*WHAT YOU NEED TO DO*
Could you copy the records below exactly, leaving out any pictures?

*RECORDS PROVIDED*
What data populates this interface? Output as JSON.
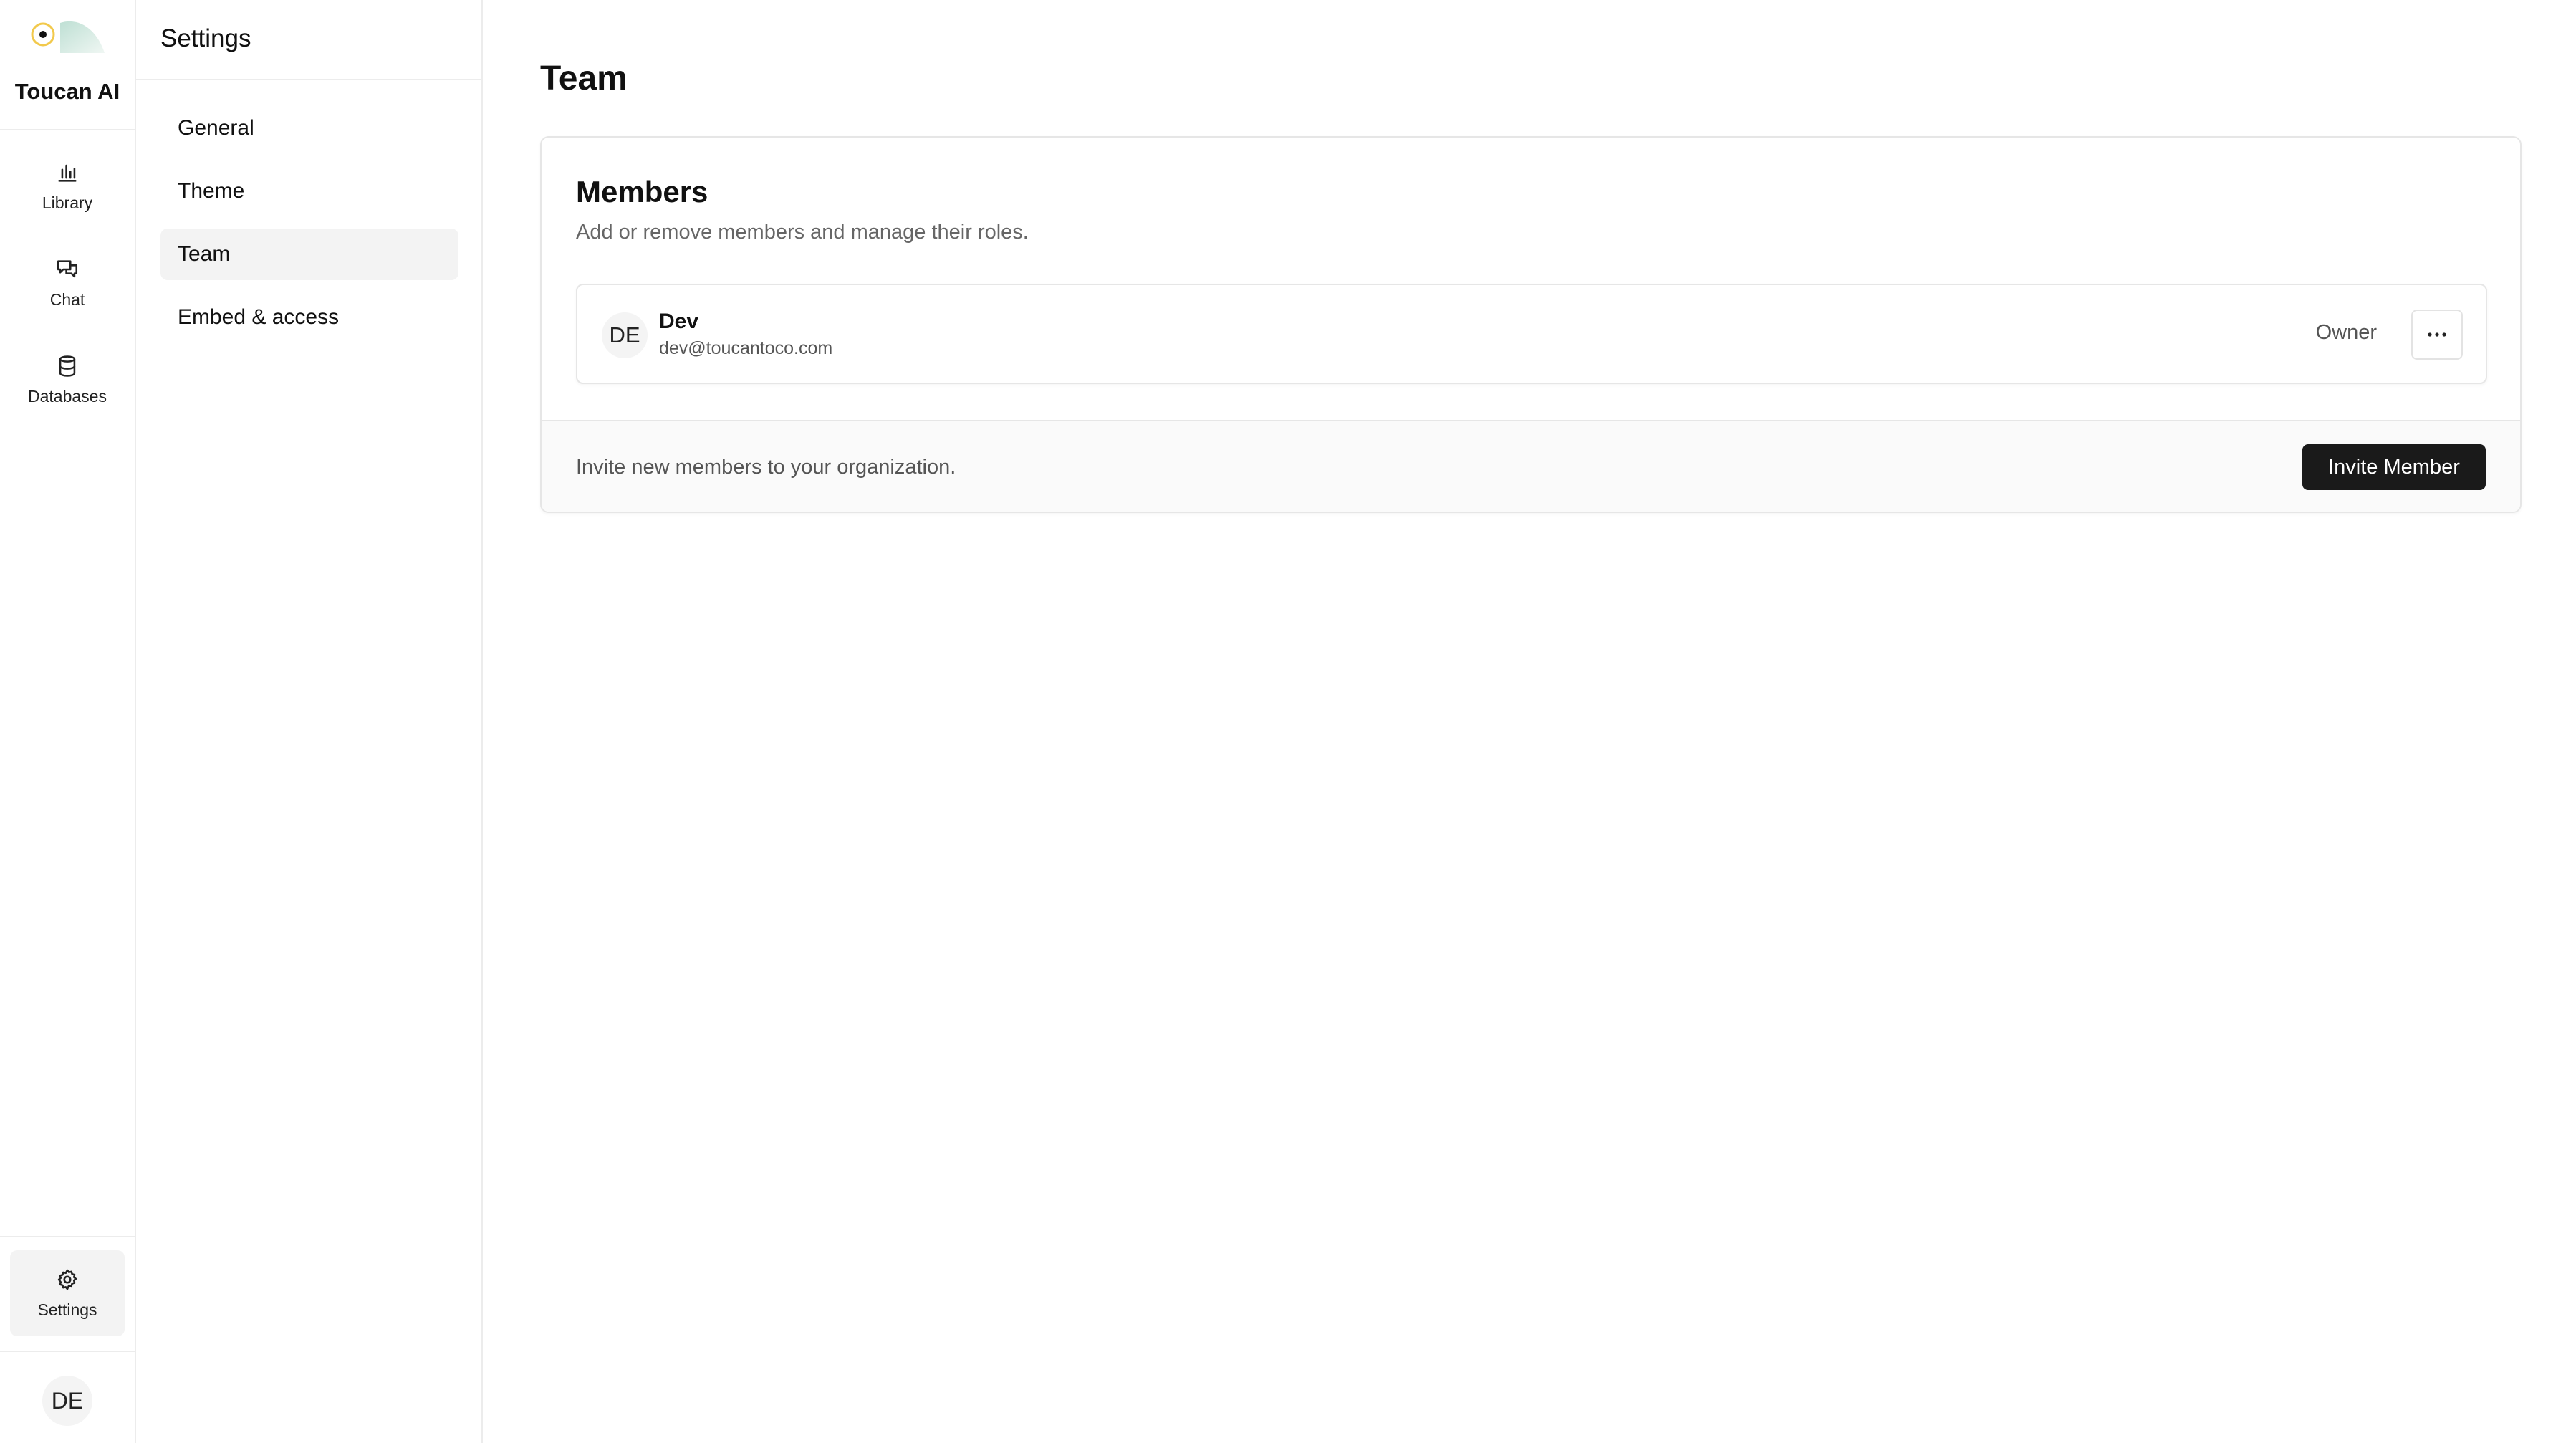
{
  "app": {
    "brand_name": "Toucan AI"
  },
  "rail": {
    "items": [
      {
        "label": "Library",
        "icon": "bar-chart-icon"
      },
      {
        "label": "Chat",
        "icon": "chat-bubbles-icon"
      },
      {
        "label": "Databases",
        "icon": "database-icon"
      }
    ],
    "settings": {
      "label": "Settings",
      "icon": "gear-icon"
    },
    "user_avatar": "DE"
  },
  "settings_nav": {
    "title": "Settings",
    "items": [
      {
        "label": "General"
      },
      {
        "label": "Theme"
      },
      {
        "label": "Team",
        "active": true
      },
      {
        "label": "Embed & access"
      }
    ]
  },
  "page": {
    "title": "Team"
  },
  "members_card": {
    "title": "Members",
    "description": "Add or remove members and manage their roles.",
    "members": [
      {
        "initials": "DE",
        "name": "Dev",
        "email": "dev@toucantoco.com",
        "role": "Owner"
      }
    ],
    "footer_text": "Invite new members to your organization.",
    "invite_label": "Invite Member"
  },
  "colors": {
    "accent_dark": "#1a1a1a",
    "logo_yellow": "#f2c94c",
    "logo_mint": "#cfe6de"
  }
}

*WRITTEN RESPONSE*
What data populates this interface? Output as JSON.
{
  "app": {
    "brand_name": "Toucan AI"
  },
  "rail": {
    "items": [
      {
        "label": "Library",
        "icon": "bar-chart-icon"
      },
      {
        "label": "Chat",
        "icon": "chat-bubbles-icon"
      },
      {
        "label": "Databases",
        "icon": "database-icon"
      }
    ],
    "settings": {
      "label": "Settings",
      "icon": "gear-icon"
    },
    "user_avatar": "DE"
  },
  "settings_nav": {
    "title": "Settings",
    "items": [
      {
        "label": "General"
      },
      {
        "label": "Theme"
      },
      {
        "label": "Team",
        "active": true
      },
      {
        "label": "Embed & access"
      }
    ]
  },
  "page": {
    "title": "Team"
  },
  "members_card": {
    "title": "Members",
    "description": "Add or remove members and manage their roles.",
    "members": [
      {
        "initials": "DE",
        "name": "Dev",
        "email": "dev@toucantoco.com",
        "role": "Owner"
      }
    ],
    "footer_text": "Invite new members to your organization.",
    "invite_label": "Invite Member"
  },
  "colors": {
    "accent_dark": "#1a1a1a",
    "logo_yellow": "#f2c94c",
    "logo_mint": "#cfe6de"
  }
}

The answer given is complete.